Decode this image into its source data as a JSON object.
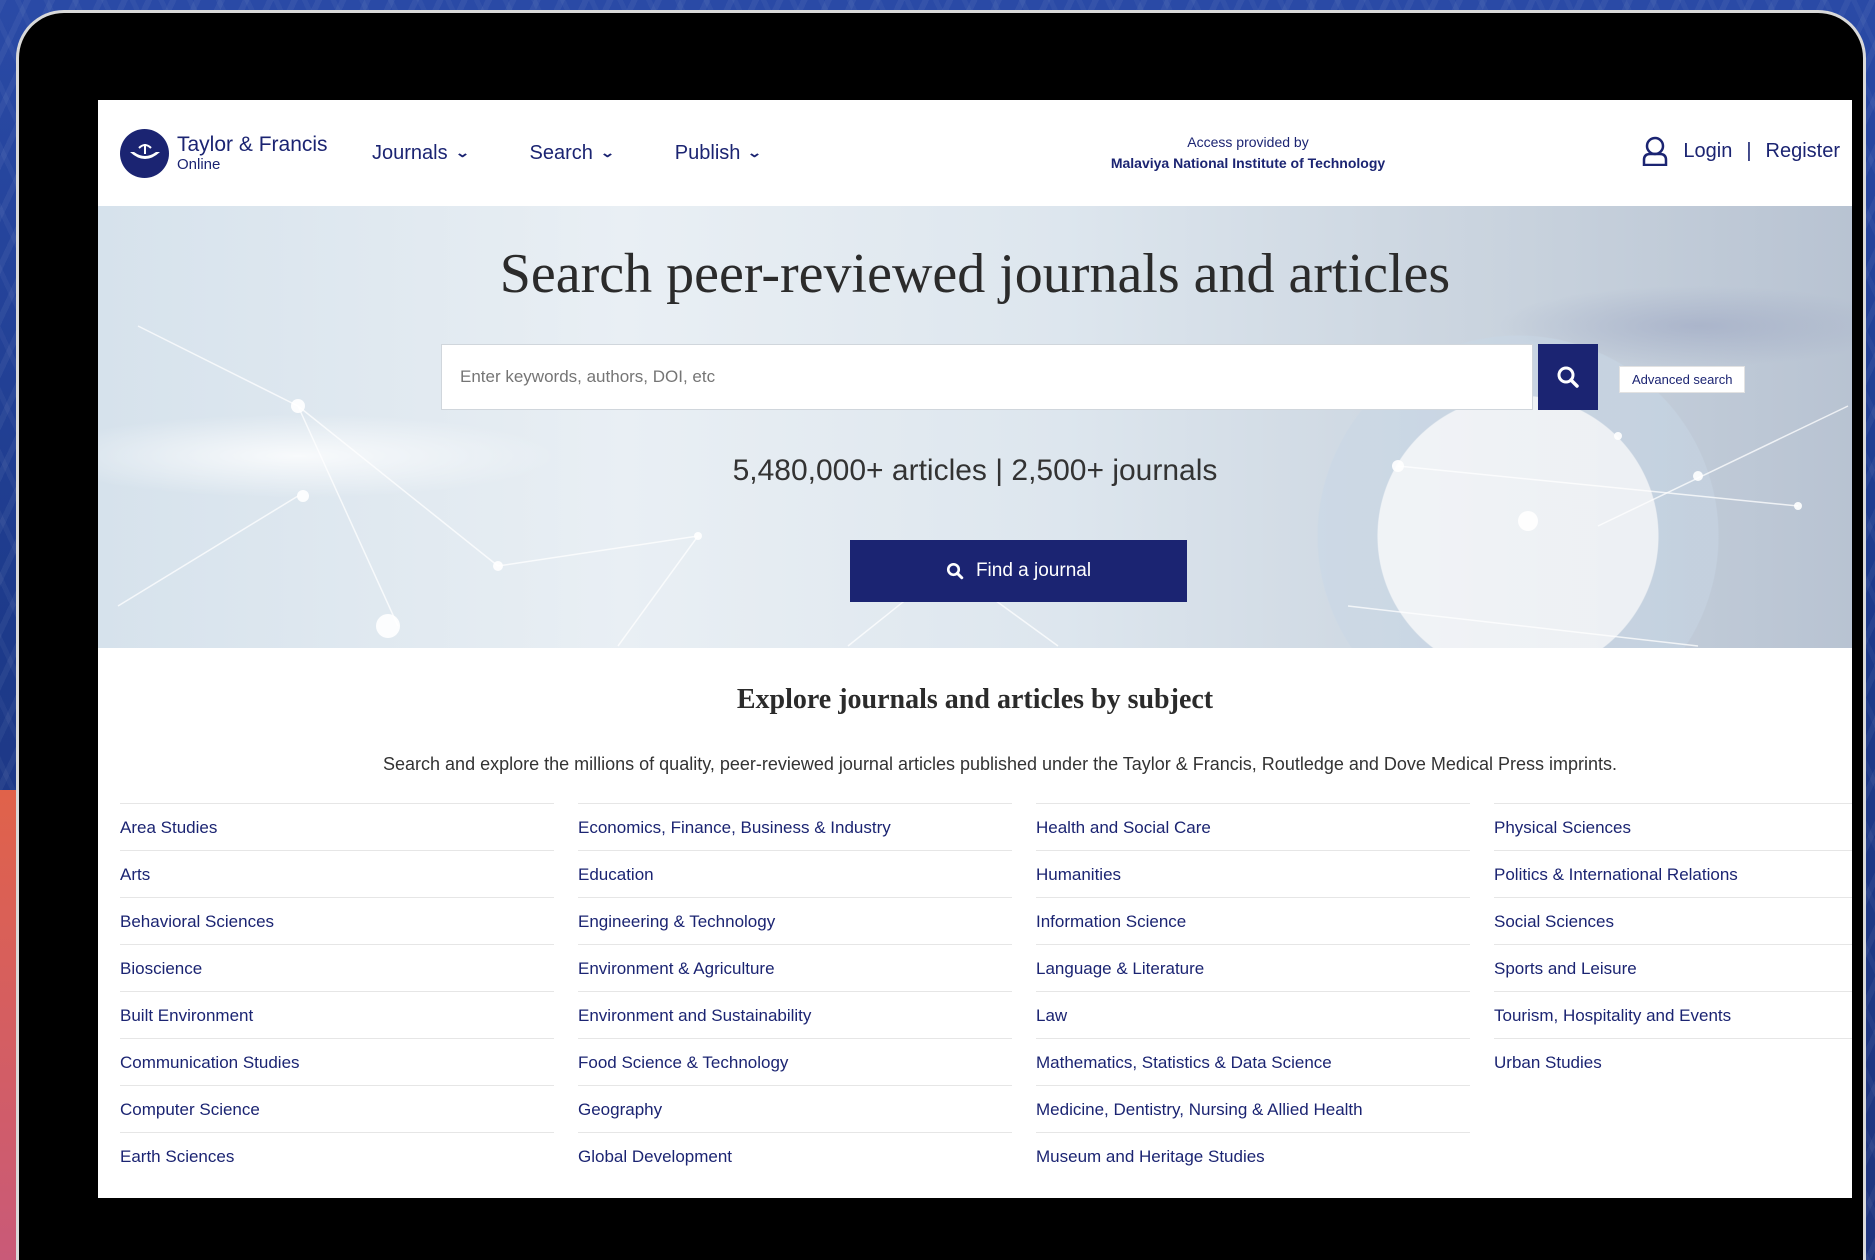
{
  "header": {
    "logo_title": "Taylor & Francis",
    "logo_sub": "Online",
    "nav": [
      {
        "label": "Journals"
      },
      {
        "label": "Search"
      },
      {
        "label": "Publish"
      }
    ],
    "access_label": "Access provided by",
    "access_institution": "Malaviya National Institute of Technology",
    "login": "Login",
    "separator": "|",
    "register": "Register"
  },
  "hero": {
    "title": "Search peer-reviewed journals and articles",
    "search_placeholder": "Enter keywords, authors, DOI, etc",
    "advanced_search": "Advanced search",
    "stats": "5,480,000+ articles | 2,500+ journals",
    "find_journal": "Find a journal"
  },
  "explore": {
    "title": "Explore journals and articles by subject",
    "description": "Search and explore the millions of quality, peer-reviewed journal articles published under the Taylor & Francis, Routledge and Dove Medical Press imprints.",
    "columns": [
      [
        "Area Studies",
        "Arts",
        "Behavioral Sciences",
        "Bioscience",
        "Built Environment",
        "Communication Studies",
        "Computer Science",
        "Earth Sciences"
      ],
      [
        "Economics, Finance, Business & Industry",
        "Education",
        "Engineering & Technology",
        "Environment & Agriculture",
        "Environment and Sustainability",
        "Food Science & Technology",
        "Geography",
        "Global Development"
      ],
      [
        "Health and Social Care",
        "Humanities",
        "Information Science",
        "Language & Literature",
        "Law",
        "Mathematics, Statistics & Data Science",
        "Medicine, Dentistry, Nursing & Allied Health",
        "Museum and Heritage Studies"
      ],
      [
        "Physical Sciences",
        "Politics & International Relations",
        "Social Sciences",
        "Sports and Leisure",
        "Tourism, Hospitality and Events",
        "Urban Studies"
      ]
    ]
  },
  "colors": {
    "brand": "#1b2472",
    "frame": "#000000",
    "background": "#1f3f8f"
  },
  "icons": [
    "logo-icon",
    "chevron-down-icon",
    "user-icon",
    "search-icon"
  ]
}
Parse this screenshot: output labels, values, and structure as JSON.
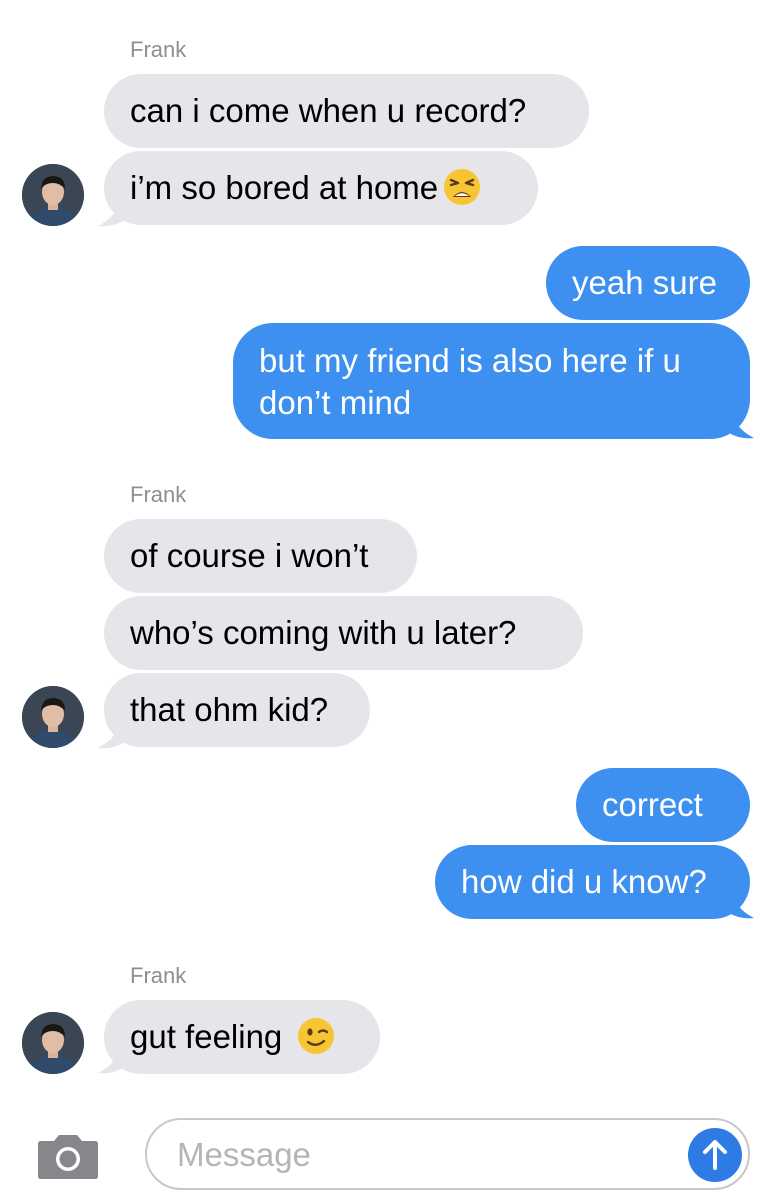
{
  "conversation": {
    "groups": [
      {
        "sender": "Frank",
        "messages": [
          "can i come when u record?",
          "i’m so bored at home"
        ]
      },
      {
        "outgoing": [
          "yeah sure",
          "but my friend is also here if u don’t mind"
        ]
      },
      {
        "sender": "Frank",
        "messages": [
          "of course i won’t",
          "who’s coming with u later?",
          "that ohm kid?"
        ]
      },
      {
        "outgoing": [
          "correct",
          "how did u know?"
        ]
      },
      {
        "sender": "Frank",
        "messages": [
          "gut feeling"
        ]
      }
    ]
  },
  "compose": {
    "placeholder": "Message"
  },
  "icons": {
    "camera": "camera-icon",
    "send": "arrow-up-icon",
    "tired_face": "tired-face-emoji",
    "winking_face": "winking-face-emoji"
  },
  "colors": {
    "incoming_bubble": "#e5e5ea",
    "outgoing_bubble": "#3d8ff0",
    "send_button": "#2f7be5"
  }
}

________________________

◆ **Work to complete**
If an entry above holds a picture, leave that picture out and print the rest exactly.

◆ **Result for this exercise**
Decode this image into its source data as a JSON object.
{
  "header": {
    "logo_title": "Taylor & Francis",
    "logo_sub": "Online",
    "nav": [
      {
        "label": "Journals"
      },
      {
        "label": "Search"
      },
      {
        "label": "Publish"
      }
    ],
    "access_label": "Access provided by",
    "access_institution": "Malaviya National Institute of Technology",
    "login": "Login",
    "separator": "|",
    "register": "Register"
  },
  "hero": {
    "title": "Search peer-reviewed journals and articles",
    "search_placeholder": "Enter keywords, authors, DOI, etc",
    "advanced_search": "Advanced search",
    "stats": "5,480,000+ articles | 2,500+ journals",
    "find_journal": "Find a journal"
  },
  "explore": {
    "title": "Explore journals and articles by subject",
    "description": "Search and explore the millions of quality, peer-reviewed journal articles published under the Taylor & Francis, Routledge and Dove Medical Press imprints.",
    "columns": [
      [
        "Area Studies",
        "Arts",
        "Behavioral Sciences",
        "Bioscience",
        "Built Environment",
        "Communication Studies",
        "Computer Science",
        "Earth Sciences"
      ],
      [
        "Economics, Finance, Business & Industry",
        "Education",
        "Engineering & Technology",
        "Environment & Agriculture",
        "Environment and Sustainability",
        "Food Science & Technology",
        "Geography",
        "Global Development"
      ],
      [
        "Health and Social Care",
        "Humanities",
        "Information Science",
        "Language & Literature",
        "Law",
        "Mathematics, Statistics & Data Science",
        "Medicine, Dentistry, Nursing & Allied Health",
        "Museum and Heritage Studies"
      ],
      [
        "Physical Sciences",
        "Politics & International Relations",
        "Social Sciences",
        "Sports and Leisure",
        "Tourism, Hospitality and Events",
        "Urban Studies"
      ]
    ]
  },
  "colors": {
    "brand": "#1b2472",
    "frame": "#000000",
    "background": "#1f3f8f"
  },
  "icons": [
    "logo-icon",
    "chevron-down-icon",
    "user-icon",
    "search-icon"
  ]
}
Parse this screenshot: output labels, values, and structure as JSON.
{
  "conversation": {
    "groups": [
      {
        "sender": "Frank",
        "messages": [
          "can i come when u record?",
          "i’m so bored at home"
        ]
      },
      {
        "outgoing": [
          "yeah sure",
          "but my friend is also here if u don’t mind"
        ]
      },
      {
        "sender": "Frank",
        "messages": [
          "of course i won’t",
          "who’s coming with u later?",
          "that ohm kid?"
        ]
      },
      {
        "outgoing": [
          "correct",
          "how did u know?"
        ]
      },
      {
        "sender": "Frank",
        "messages": [
          "gut feeling"
        ]
      }
    ]
  },
  "compose": {
    "placeholder": "Message"
  },
  "icons": {
    "camera": "camera-icon",
    "send": "arrow-up-icon",
    "tired_face": "tired-face-emoji",
    "winking_face": "winking-face-emoji"
  },
  "colors": {
    "incoming_bubble": "#e5e5ea",
    "outgoing_bubble": "#3d8ff0",
    "send_button": "#2f7be5"
  }
}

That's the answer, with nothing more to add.